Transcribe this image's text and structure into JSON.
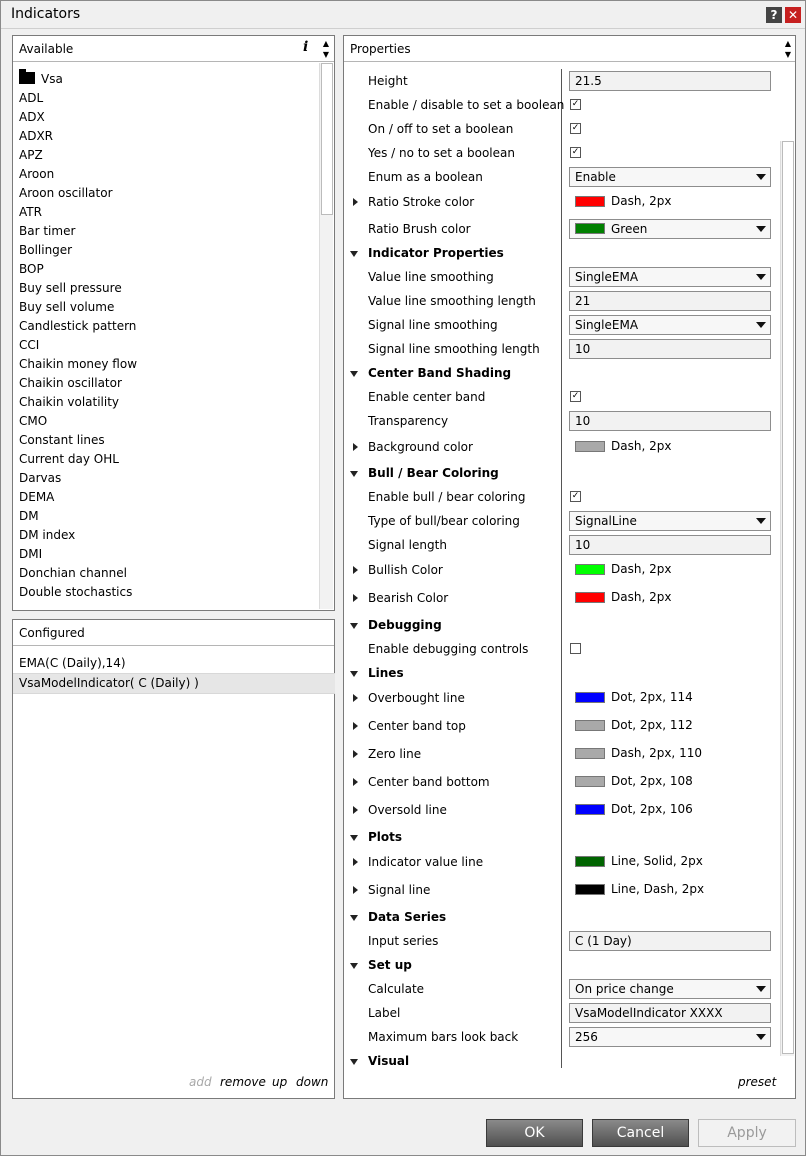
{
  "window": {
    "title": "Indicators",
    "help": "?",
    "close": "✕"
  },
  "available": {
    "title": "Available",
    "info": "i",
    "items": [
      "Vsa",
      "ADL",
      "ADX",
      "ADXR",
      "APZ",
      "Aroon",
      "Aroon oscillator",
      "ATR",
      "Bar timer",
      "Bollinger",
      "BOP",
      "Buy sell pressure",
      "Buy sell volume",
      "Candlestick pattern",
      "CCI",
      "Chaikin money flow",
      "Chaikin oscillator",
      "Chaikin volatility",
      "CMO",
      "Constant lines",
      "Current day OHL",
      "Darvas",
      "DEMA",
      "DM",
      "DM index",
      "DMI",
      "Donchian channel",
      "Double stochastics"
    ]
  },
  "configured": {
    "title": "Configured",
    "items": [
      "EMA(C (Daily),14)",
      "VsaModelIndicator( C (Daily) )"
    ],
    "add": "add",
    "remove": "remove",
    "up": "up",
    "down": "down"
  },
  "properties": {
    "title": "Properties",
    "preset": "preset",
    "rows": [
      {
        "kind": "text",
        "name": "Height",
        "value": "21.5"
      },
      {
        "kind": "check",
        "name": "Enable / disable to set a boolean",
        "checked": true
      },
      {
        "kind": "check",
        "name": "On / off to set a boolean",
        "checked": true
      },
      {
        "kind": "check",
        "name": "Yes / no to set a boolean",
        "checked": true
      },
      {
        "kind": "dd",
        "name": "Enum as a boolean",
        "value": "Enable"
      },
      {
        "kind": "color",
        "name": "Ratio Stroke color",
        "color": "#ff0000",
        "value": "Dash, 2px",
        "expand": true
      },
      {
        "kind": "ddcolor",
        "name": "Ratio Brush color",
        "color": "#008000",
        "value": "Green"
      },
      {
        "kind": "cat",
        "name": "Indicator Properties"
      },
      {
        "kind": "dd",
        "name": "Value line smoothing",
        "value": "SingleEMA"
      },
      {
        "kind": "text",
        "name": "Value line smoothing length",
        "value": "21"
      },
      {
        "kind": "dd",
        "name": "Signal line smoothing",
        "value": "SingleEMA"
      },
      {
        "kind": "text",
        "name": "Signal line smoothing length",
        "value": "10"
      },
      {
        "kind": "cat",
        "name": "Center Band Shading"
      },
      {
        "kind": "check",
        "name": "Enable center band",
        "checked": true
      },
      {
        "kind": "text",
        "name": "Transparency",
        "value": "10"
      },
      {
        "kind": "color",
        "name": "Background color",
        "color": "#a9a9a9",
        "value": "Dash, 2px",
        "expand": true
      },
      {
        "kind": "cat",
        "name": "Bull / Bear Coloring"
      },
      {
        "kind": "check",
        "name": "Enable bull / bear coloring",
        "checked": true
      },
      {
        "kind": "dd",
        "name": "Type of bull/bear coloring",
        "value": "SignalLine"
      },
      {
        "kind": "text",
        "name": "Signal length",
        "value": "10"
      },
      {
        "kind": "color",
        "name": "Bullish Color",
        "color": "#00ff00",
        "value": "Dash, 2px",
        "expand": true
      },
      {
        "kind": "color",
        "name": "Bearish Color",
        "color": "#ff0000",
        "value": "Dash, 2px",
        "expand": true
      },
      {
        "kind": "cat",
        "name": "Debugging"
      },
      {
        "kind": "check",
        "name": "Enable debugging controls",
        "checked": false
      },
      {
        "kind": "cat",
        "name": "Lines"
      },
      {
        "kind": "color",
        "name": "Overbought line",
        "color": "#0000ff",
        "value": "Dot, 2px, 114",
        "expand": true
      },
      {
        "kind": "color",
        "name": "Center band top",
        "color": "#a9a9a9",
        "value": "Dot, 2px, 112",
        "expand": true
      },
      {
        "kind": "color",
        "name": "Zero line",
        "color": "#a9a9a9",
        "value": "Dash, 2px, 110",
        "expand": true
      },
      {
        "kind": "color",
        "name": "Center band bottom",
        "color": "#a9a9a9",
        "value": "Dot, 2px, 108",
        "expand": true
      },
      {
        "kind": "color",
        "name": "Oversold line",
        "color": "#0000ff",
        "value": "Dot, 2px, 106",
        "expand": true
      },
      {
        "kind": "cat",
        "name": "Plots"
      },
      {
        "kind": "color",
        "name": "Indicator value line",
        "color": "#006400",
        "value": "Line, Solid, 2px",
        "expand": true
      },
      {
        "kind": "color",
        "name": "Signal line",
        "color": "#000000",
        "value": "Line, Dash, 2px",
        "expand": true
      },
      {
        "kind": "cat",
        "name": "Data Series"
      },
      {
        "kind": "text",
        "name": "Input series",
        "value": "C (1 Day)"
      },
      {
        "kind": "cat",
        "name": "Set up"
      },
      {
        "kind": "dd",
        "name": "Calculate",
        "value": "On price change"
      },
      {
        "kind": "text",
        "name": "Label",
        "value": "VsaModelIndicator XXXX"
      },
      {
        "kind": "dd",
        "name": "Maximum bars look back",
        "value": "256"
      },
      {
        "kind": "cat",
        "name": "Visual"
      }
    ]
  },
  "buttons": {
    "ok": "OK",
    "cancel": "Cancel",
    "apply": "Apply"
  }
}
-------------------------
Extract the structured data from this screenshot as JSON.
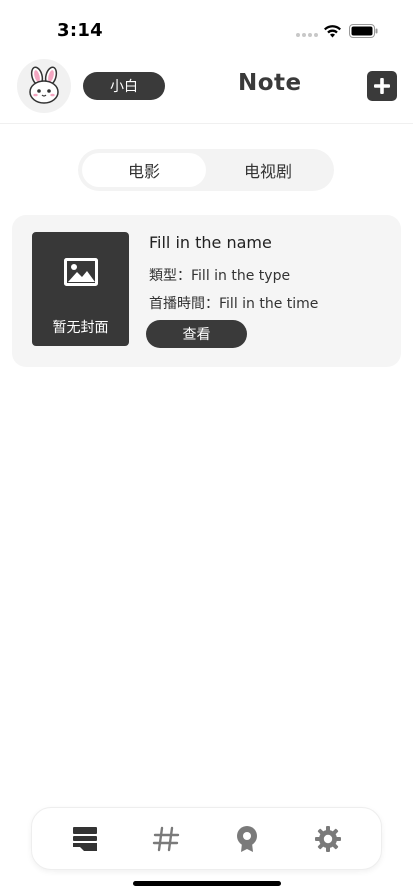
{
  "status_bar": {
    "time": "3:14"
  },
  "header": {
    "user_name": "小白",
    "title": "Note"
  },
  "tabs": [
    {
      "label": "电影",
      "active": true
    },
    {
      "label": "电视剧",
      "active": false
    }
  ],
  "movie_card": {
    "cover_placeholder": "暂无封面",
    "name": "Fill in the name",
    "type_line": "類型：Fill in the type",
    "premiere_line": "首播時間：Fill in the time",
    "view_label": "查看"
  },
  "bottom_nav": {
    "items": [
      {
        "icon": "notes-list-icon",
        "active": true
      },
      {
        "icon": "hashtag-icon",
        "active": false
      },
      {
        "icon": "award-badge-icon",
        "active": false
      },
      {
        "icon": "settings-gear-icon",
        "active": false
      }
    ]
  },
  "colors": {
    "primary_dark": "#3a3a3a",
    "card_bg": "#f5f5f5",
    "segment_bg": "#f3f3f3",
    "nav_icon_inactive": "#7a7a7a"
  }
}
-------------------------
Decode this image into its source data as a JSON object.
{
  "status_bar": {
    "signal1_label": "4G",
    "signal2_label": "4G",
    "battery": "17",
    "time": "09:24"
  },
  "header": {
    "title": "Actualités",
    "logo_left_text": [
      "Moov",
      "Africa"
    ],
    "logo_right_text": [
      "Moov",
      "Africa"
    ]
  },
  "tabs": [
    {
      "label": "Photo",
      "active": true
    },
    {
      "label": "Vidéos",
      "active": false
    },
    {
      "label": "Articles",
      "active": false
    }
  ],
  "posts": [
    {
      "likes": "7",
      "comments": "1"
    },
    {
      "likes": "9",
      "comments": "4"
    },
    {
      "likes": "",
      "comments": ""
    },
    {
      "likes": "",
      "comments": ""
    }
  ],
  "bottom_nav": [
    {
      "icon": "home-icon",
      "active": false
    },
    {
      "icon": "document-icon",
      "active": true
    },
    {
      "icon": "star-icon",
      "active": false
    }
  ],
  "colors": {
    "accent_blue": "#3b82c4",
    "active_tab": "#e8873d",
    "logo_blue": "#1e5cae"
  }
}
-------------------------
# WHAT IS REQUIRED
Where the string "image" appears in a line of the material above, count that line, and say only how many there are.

# ANSWER SPACE
2